Naperville’s Municipal Center, home to the mayor and city council, is quite a beautiful building located on some prime property overlooking Naperville’s crown jewel known as the River Walk. The council chambers where the Naperville city council meets on the first and third Tuesdays of each month is not only functional, as it should be, it’s also comfortable and somewhat picturesque. In fact, the mayor of Homer Glen (George Yukich), during a short presentation to the council, mentioned that his town has a Village Hall, not a Taj Mahal inferring that Naperville’s Municipal Center is little over-the-top.
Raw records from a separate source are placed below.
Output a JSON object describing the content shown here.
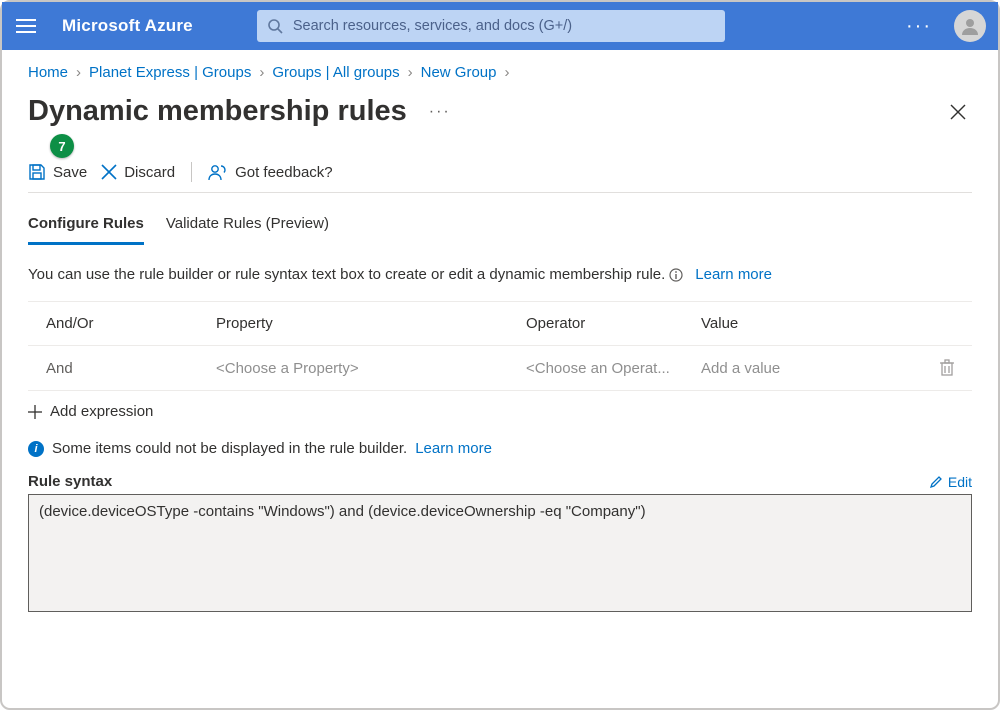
{
  "header": {
    "brand": "Microsoft Azure",
    "search_placeholder": "Search resources, services, and docs (G+/)"
  },
  "breadcrumb": {
    "items": [
      "Home",
      "Planet Express | Groups",
      "Groups | All groups",
      "New Group"
    ]
  },
  "page": {
    "title": "Dynamic membership rules",
    "step_badge": "7"
  },
  "commands": {
    "save": "Save",
    "discard": "Discard",
    "feedback": "Got feedback?"
  },
  "tabs": {
    "configure": "Configure Rules",
    "validate": "Validate Rules (Preview)"
  },
  "helper": {
    "text": "You can use the rule builder or rule syntax text box to create or edit a dynamic membership rule.",
    "learn_more": "Learn more"
  },
  "table": {
    "cols": {
      "andor": "And/Or",
      "property": "Property",
      "operator": "Operator",
      "value": "Value"
    },
    "row": {
      "andor": "And",
      "property": "<Choose a Property>",
      "operator": "<Choose an Operat...",
      "value": "Add a value"
    },
    "add": "Add expression"
  },
  "warning": {
    "text": "Some items could not be displayed in the rule builder.",
    "learn_more": "Learn more"
  },
  "syntax": {
    "label": "Rule syntax",
    "edit": "Edit",
    "content": "(device.deviceOSType -contains \"Windows\") and (device.deviceOwnership -eq \"Company\")"
  }
}
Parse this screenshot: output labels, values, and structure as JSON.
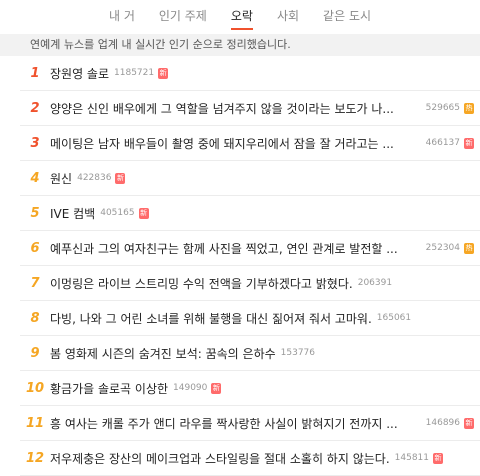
{
  "tabs": [
    {
      "label": "내 거",
      "active": false
    },
    {
      "label": "인기 주제",
      "active": false
    },
    {
      "label": "오락",
      "active": true
    },
    {
      "label": "사회",
      "active": false
    },
    {
      "label": "같은 도시",
      "active": false
    }
  ],
  "notice": "연예계 뉴스를 업계 내 실시간 인기 순으로 정리했습니다.",
  "accent_color": "#f0522d",
  "items": [
    {
      "rank": "1",
      "title": "장원영 솔로",
      "count": "1185721",
      "badge": "新",
      "badge_type": "new"
    },
    {
      "rank": "2",
      "title": "양양은 신인 배우에게 그 역할을 넘겨주지 않을 것이라는 보도가 나...",
      "count": "529665",
      "badge": "热",
      "badge_type": "hot"
    },
    {
      "rank": "3",
      "title": "메이팅은 남자 배우들이 촬영 중에 돼지우리에서 잠을 잘 거라고는 ...",
      "count": "466137",
      "badge": "新",
      "badge_type": "new"
    },
    {
      "rank": "4",
      "title": "원신",
      "count": "422836",
      "badge": "新",
      "badge_type": "new"
    },
    {
      "rank": "5",
      "title": "IVE 컴백",
      "count": "405165",
      "badge": "新",
      "badge_type": "new"
    },
    {
      "rank": "6",
      "title": "예푸신과 그의 여자친구는 함께 사진을 찍었고, 연인 관계로 발전할 ...",
      "count": "252304",
      "badge": "热",
      "badge_type": "hot"
    },
    {
      "rank": "7",
      "title": "이멍링은 라이브 스트리밍 수익 전액을 기부하겠다고 밝혔다.",
      "count": "206391",
      "badge": "",
      "badge_type": ""
    },
    {
      "rank": "8",
      "title": "다빙, 나와 그 어린 소녀를 위해 불행을 대신 짊어져 줘서 고마워.",
      "count": "165061",
      "badge": "",
      "badge_type": ""
    },
    {
      "rank": "9",
      "title": "봄 영화제 시즌의 숨겨진 보석: 꿈속의 은하수",
      "count": "153776",
      "badge": "",
      "badge_type": ""
    },
    {
      "rank": "10",
      "title": "황금가을 솔로곡 이상한",
      "count": "149090",
      "badge": "新",
      "badge_type": "new"
    },
    {
      "rank": "11",
      "title": "흥 여사는 캐롤 주가 앤디 라우를 짝사랑한 사실이 밝혀지기 전까지 ...",
      "count": "146896",
      "badge": "新",
      "badge_type": "new"
    },
    {
      "rank": "12",
      "title": "저우제충은 장산의 메이크업과 스타일링을 절대 소홀히 하지 않는다.",
      "count": "145811",
      "badge": "新",
      "badge_type": "new"
    }
  ]
}
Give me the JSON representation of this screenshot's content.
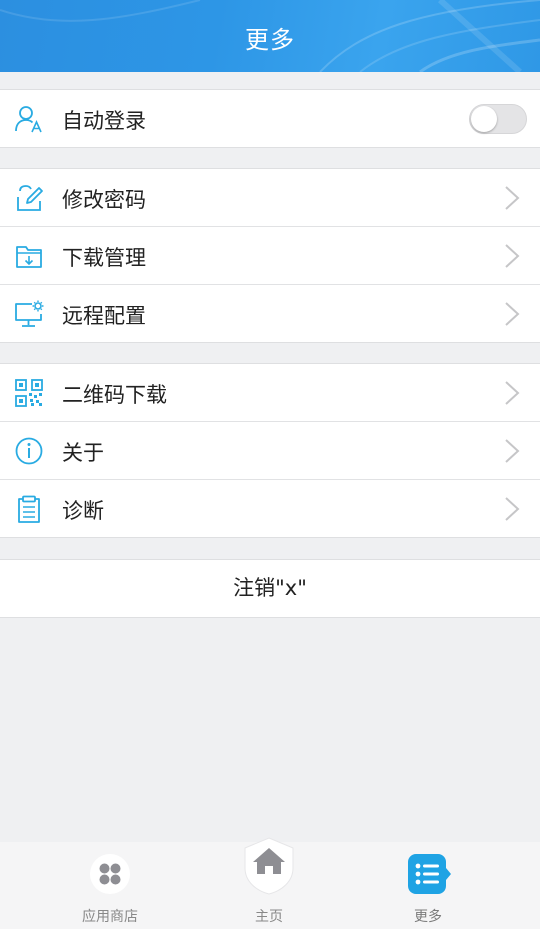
{
  "header": {
    "title": "更多"
  },
  "auto_login": {
    "label": "自动登录",
    "icon": "user-a-icon",
    "enabled": false
  },
  "group2": [
    {
      "label": "修改密码",
      "icon": "edit-icon"
    },
    {
      "label": "下载管理",
      "icon": "folder-download-icon"
    },
    {
      "label": "远程配置",
      "icon": "monitor-gear-icon"
    }
  ],
  "group3": [
    {
      "label": "二维码下载",
      "icon": "qr-code-icon"
    },
    {
      "label": "关于",
      "icon": "info-icon"
    },
    {
      "label": "诊断",
      "icon": "clipboard-icon"
    }
  ],
  "logout": {
    "label": "注销\"x\""
  },
  "tabbar": [
    {
      "label": "应用商店",
      "icon": "apps-icon"
    },
    {
      "label": "主页",
      "icon": "home-icon"
    },
    {
      "label": "更多",
      "icon": "list-icon"
    }
  ],
  "colors": {
    "accent": "#29abe2",
    "header": "#2d95e5"
  }
}
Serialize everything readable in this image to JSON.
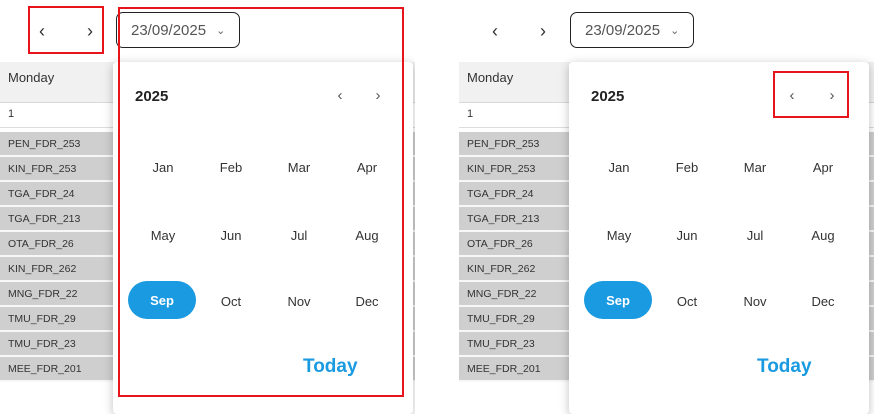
{
  "date_picker": {
    "value": "23/09/2025",
    "year": "2025",
    "months": [
      "Jan",
      "Feb",
      "Mar",
      "Apr",
      "May",
      "Jun",
      "Jul",
      "Aug",
      "Sep",
      "Oct",
      "Nov",
      "Dec"
    ],
    "selected_month": "Sep",
    "today_label": "Today"
  },
  "nav": {
    "prev_glyph": "‹",
    "next_glyph": "›",
    "chevron_glyph": "⌄"
  },
  "table": {
    "day_header": "Monday",
    "day_number": "1",
    "rows": [
      "PEN_FDR_253",
      "KIN_FDR_253",
      "TGA_FDR_24",
      "TGA_FDR_213",
      "OTA_FDR_26",
      "KIN_FDR_262",
      "MNG_FDR_22",
      "TMU_FDR_29",
      "TMU_FDR_23",
      "MEE_FDR_201"
    ]
  },
  "colors": {
    "accent": "#1a9ae0",
    "highlight": "#e8141b"
  }
}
That takes us to last Tuesday’s Naperville city council meeting when the topic of scheduling a council work shop came up on the agenda. Watch and listen as Naperville councilwoman Rebecca Obarski suggested moving the workshop meeting from council chambers to a meeting room; note how she initially with excitement refers to the workshop as a retreat:
Freudian slip, who knows. An intentional error revealing subconscious feeling, maybe. By definition a retreat is withdrawing from enemy forces, or moving back. It could also be a getaway or vacation.
A workshop implies ‘intensive discussion’, and Obarski apparently isn’t satisfied with Naperville’s Taj Mahal council chambers. Even more interesting is the entire council agreed to using a meeting room; no one questioned the idea. No doubt a meeting room is much more fun, being located next to a lunch room. Think of the possibilities.
Additionally the meeting room is undoubtedly available, since it was just a few months ago the the Naperville city council voted to start charging Naperville residents a fee to use meeting rooms in the Municipal Center. Taxpayer dollars built the Municipal Center, and the council decided to charge those taxpayers a fee to use those meeting rooms in the building they built.
How about each member of the Naperville city council tossing in a few bucks for the use of the meeting room. If residents now have to do that, why not the city officials too. Maybe with that requirement, the council chambers might begin to look more appealing for a workshop. I mean it is seen as a Taj Mahal.